■ **What to produce**
From the first line to the last, retype the records exactly without their images.
----
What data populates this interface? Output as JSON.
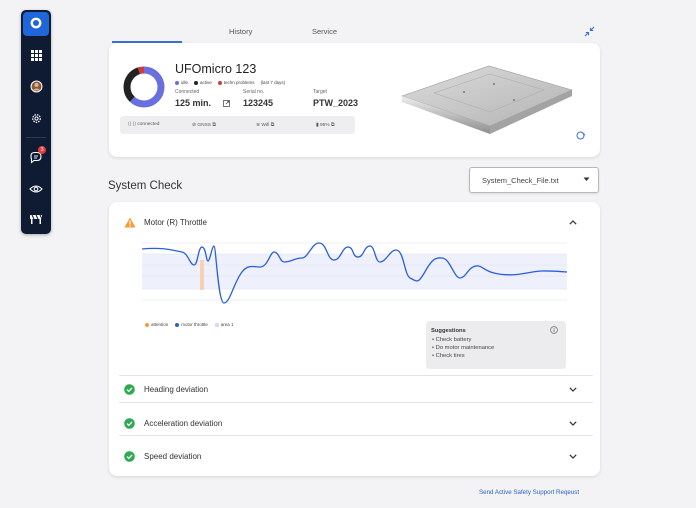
{
  "sidebar": {
    "badge_count": "3"
  },
  "tabs": [
    "History",
    "Service"
  ],
  "device": {
    "name": "UFOmicro 123",
    "legend": [
      {
        "label": "idle",
        "color": "#6a6fe0"
      },
      {
        "label": "active",
        "color": "#222222"
      },
      {
        "label": "techn problems",
        "color": "#d33a3a"
      },
      {
        "label": "(last 7 days)",
        "color": ""
      }
    ],
    "stats": [
      {
        "label": "Connected",
        "value": "125 min."
      },
      {
        "label": "Serial no.",
        "value": "123245"
      },
      {
        "label": "Target",
        "value": "PTW_2023"
      }
    ],
    "connectivity": [
      {
        "label": "connected"
      },
      {
        "label": "GNSS"
      },
      {
        "label": "Wifi"
      },
      {
        "label": "95%"
      }
    ],
    "usage": {
      "idle": 0.62,
      "active": 0.33,
      "techn_problems": 0.05
    }
  },
  "system_check": {
    "title": "System Check",
    "selected_file": "System_Check_File.txt",
    "items": [
      {
        "title": "Motor (R) Throttle",
        "status": "warning",
        "expanded": true
      },
      {
        "title": "Heading deviation",
        "status": "ok",
        "expanded": false
      },
      {
        "title": "Acceleration deviation",
        "status": "ok",
        "expanded": false
      },
      {
        "title": "Speed deviation",
        "status": "ok",
        "expanded": false
      }
    ],
    "chart_legend": [
      {
        "label": "attention",
        "color": "#f39c34"
      },
      {
        "label": "motor throttle",
        "color": "#2b5fd9"
      },
      {
        "label": "area 1",
        "color": "#d6d8f5"
      }
    ],
    "suggestions": {
      "title": "Suggestions",
      "items": [
        "Check battery",
        "Do motor maintenance",
        "Check tires"
      ]
    }
  },
  "footer": {
    "link": "Send Active Safety Support Reqeust"
  },
  "colors": {
    "accent": "#2b5fd9",
    "sidebar_bg": "#0e1b33",
    "ok": "#2eaa55",
    "warning": "#f39c34"
  }
}
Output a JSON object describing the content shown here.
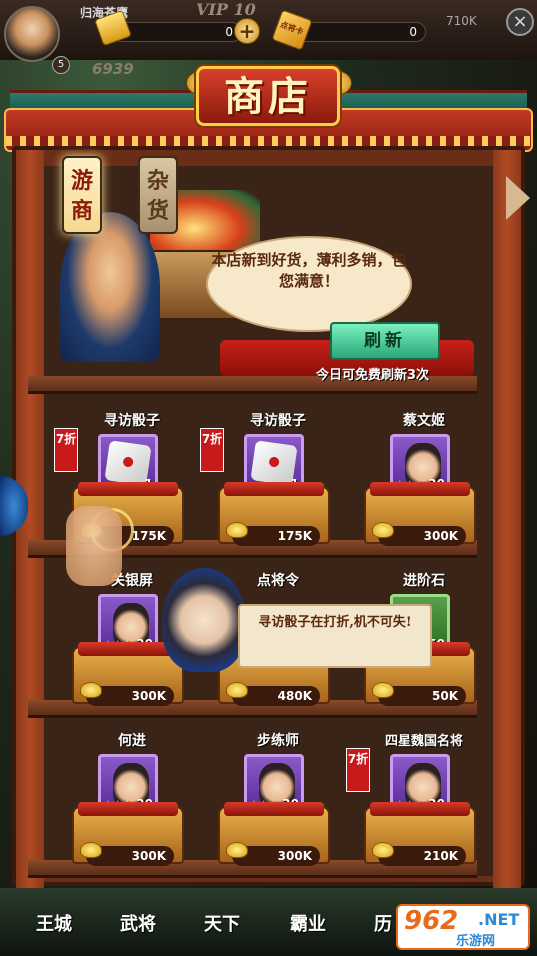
{
  "player": {
    "name": "归海苍鹰",
    "vip": "VIP 10",
    "level": "5",
    "power": "6939"
  },
  "resources": {
    "gold_value": "0",
    "coupon_value": "0",
    "coupon_label": "点将卡",
    "extra_value": "710K",
    "plus_label": "+"
  },
  "header": {
    "shop_title": "商店",
    "close_label": "×"
  },
  "tabs": [
    {
      "label": "游商",
      "active": true
    },
    {
      "label": "杂货",
      "active": false
    }
  ],
  "merchant": {
    "speech": "本店新到好货，薄利多销，包您满意！",
    "refresh_label": "刷新",
    "free_refresh_note": "今日可免费刷新3次"
  },
  "items": [
    {
      "name": "寻访骰子",
      "qty": "1",
      "price": "175K",
      "discount": "7折",
      "stars": ""
    },
    {
      "name": "寻访骰子",
      "qty": "1",
      "price": "175K",
      "discount": "7折",
      "stars": ""
    },
    {
      "name": "蔡文姬",
      "qty": "30",
      "price": "300K",
      "discount": "",
      "stars": "★★★"
    },
    {
      "name": "关银屏",
      "qty": "30",
      "price": "300K",
      "discount": "",
      "stars": "★★★"
    },
    {
      "name": "点将令",
      "qty": "",
      "price": "480K",
      "discount": "",
      "stars": ""
    },
    {
      "name": "进阶石",
      "qty": "50",
      "price": "50K",
      "discount": "",
      "stars": ""
    },
    {
      "name": "何进",
      "qty": "30",
      "price": "300K",
      "discount": "",
      "stars": "★★★"
    },
    {
      "name": "步练师",
      "qty": "30",
      "price": "300K",
      "discount": "",
      "stars": "★★★"
    },
    {
      "name": "四星魏国名将",
      "qty": "30",
      "price": "210K",
      "discount": "7折",
      "stars": "★★★"
    }
  ],
  "tooltip": {
    "text": "寻访骰子在打折,机不可失!"
  },
  "bottom_nav": [
    {
      "label": "王城"
    },
    {
      "label": "武将"
    },
    {
      "label": "天下"
    },
    {
      "label": "霸业"
    },
    {
      "label": "历"
    }
  ],
  "watermark": {
    "number": "962",
    "net": ".NET",
    "site": "乐游网"
  }
}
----
■ **Response box**
What data populates this interface? Output as JSON.
{
  "sidebar": {
    "badge_count": "3"
  },
  "tabs": [
    "History",
    "Service"
  ],
  "device": {
    "name": "UFOmicro 123",
    "legend": [
      {
        "label": "idle",
        "color": "#6a6fe0"
      },
      {
        "label": "active",
        "color": "#222222"
      },
      {
        "label": "techn problems",
        "color": "#d33a3a"
      },
      {
        "label": "(last 7 days)",
        "color": ""
      }
    ],
    "stats": [
      {
        "label": "Connected",
        "value": "125 min."
      },
      {
        "label": "Serial no.",
        "value": "123245"
      },
      {
        "label": "Target",
        "value": "PTW_2023"
      }
    ],
    "connectivity": [
      {
        "label": "connected"
      },
      {
        "label": "GNSS"
      },
      {
        "label": "Wifi"
      },
      {
        "label": "95%"
      }
    ],
    "usage": {
      "idle": 0.62,
      "active": 0.33,
      "techn_problems": 0.05
    }
  },
  "system_check": {
    "title": "System Check",
    "selected_file": "System_Check_File.txt",
    "items": [
      {
        "title": "Motor (R) Throttle",
        "status": "warning",
        "expanded": true
      },
      {
        "title": "Heading deviation",
        "status": "ok",
        "expanded": false
      },
      {
        "title": "Acceleration deviation",
        "status": "ok",
        "expanded": false
      },
      {
        "title": "Speed deviation",
        "status": "ok",
        "expanded": false
      }
    ],
    "chart_legend": [
      {
        "label": "attention",
        "color": "#f39c34"
      },
      {
        "label": "motor throttle",
        "color": "#2b5fd9"
      },
      {
        "label": "area 1",
        "color": "#d6d8f5"
      }
    ],
    "suggestions": {
      "title": "Suggestions",
      "items": [
        "Check battery",
        "Do motor maintenance",
        "Check tires"
      ]
    }
  },
  "footer": {
    "link": "Send Active Safety Support Reqeust"
  },
  "colors": {
    "accent": "#2b5fd9",
    "sidebar_bg": "#0e1b33",
    "ok": "#2eaa55",
    "warning": "#f39c34"
  }
}
Output a JSON object describing the content shown here.
{
  "player": {
    "name": "归海苍鹰",
    "vip": "VIP 10",
    "level": "5",
    "power": "6939"
  },
  "resources": {
    "gold_value": "0",
    "coupon_value": "0",
    "coupon_label": "点将卡",
    "extra_value": "710K",
    "plus_label": "+"
  },
  "header": {
    "shop_title": "商店",
    "close_label": "×"
  },
  "tabs": [
    {
      "label": "游商",
      "active": true
    },
    {
      "label": "杂货",
      "active": false
    }
  ],
  "merchant": {
    "speech": "本店新到好货，薄利多销，包您满意！",
    "refresh_label": "刷新",
    "free_refresh_note": "今日可免费刷新3次"
  },
  "items": [
    {
      "name": "寻访骰子",
      "qty": "1",
      "price": "175K",
      "discount": "7折",
      "stars": ""
    },
    {
      "name": "寻访骰子",
      "qty": "1",
      "price": "175K",
      "discount": "7折",
      "stars": ""
    },
    {
      "name": "蔡文姬",
      "qty": "30",
      "price": "300K",
      "discount": "",
      "stars": "★★★"
    },
    {
      "name": "关银屏",
      "qty": "30",
      "price": "300K",
      "discount": "",
      "stars": "★★★"
    },
    {
      "name": "点将令",
      "qty": "",
      "price": "480K",
      "discount": "",
      "stars": ""
    },
    {
      "name": "进阶石",
      "qty": "50",
      "price": "50K",
      "discount": "",
      "stars": ""
    },
    {
      "name": "何进",
      "qty": "30",
      "price": "300K",
      "discount": "",
      "stars": "★★★"
    },
    {
      "name": "步练师",
      "qty": "30",
      "price": "300K",
      "discount": "",
      "stars": "★★★"
    },
    {
      "name": "四星魏国名将",
      "qty": "30",
      "price": "210K",
      "discount": "7折",
      "stars": "★★★"
    }
  ],
  "tooltip": {
    "text": "寻访骰子在打折,机不可失!"
  },
  "bottom_nav": [
    {
      "label": "王城"
    },
    {
      "label": "武将"
    },
    {
      "label": "天下"
    },
    {
      "label": "霸业"
    },
    {
      "label": "历"
    }
  ],
  "watermark": {
    "number": "962",
    "net": ".NET",
    "site": "乐游网"
  }
}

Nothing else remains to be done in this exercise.